>>>

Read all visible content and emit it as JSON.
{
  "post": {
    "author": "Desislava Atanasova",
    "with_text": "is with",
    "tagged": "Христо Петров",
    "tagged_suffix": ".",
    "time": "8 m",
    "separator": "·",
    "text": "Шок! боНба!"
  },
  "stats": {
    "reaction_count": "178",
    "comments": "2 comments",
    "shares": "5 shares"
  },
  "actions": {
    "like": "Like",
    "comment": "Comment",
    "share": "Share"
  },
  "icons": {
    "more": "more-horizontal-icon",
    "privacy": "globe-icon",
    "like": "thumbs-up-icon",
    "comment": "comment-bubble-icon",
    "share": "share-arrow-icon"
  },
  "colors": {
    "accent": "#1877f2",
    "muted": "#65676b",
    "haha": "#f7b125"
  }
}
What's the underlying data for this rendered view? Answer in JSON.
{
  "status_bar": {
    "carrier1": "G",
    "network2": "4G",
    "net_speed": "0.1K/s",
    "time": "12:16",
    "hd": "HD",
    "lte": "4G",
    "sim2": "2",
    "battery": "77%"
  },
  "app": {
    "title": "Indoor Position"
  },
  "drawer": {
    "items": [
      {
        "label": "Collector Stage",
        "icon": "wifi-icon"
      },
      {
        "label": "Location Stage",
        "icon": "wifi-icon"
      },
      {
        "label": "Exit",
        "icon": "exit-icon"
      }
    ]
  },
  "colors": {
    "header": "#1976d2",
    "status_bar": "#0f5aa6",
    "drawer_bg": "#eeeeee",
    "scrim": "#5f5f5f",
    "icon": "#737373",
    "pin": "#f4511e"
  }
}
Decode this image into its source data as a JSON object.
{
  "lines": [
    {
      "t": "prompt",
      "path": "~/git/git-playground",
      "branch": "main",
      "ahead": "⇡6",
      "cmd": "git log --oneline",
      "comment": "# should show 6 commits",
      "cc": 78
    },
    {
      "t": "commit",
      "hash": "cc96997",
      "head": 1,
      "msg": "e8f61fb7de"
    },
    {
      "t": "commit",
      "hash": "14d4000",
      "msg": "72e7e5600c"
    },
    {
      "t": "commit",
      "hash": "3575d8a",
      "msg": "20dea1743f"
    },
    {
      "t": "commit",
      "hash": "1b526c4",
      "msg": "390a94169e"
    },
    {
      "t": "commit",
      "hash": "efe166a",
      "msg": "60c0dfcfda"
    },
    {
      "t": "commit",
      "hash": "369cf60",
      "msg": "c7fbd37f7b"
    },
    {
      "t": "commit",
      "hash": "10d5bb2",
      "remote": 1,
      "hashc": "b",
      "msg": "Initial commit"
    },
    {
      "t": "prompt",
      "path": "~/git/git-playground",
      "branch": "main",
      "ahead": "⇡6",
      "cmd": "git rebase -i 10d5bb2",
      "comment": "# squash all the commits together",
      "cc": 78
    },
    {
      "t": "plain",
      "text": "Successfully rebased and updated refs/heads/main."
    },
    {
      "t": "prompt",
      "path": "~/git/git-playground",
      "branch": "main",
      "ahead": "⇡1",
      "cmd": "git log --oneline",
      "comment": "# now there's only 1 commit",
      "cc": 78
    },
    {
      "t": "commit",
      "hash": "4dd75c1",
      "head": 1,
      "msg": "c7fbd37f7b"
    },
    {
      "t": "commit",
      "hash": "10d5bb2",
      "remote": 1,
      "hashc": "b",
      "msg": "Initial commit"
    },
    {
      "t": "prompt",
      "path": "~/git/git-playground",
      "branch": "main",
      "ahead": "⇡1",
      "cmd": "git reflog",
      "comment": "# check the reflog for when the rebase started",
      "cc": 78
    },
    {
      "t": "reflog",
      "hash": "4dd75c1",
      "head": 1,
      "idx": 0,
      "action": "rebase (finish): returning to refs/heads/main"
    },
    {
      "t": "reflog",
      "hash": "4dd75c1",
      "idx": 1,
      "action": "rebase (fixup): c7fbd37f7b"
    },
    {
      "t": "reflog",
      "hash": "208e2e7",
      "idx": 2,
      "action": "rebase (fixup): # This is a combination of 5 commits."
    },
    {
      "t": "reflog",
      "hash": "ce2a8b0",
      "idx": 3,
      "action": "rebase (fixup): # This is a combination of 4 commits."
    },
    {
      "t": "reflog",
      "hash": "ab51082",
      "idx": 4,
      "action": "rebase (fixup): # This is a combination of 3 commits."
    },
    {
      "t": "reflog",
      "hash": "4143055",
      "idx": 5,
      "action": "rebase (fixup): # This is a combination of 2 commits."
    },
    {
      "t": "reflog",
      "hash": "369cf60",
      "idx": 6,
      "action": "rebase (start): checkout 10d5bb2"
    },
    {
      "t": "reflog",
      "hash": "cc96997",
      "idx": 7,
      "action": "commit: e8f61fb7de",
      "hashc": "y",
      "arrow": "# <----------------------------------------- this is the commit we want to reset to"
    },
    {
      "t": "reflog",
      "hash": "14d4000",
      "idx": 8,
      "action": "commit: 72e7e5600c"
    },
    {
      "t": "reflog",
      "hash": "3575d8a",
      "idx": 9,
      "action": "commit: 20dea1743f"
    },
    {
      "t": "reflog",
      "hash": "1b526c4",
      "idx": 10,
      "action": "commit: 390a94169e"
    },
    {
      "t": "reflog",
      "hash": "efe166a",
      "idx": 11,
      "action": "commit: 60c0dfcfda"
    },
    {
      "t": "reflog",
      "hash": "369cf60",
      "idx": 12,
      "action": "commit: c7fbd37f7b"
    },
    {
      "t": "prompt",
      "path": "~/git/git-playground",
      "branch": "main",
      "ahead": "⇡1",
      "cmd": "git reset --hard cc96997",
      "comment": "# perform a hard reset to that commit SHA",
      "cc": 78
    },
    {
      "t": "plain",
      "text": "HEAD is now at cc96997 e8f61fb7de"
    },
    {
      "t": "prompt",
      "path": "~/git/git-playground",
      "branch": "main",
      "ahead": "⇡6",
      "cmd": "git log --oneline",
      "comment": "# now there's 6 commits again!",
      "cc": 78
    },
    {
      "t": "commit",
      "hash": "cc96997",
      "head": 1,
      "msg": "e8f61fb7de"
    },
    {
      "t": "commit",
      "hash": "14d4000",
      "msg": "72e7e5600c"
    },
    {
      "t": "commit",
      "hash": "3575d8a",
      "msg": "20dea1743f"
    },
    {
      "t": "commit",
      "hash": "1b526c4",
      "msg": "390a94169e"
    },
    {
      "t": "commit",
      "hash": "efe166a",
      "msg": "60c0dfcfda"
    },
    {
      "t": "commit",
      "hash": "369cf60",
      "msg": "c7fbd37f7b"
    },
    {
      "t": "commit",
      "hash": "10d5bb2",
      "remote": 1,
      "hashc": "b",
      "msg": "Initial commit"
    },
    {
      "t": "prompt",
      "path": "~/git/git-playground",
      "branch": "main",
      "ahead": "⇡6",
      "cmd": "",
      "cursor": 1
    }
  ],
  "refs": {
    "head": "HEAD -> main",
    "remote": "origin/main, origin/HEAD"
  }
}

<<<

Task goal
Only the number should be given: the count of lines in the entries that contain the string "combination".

Written answer
4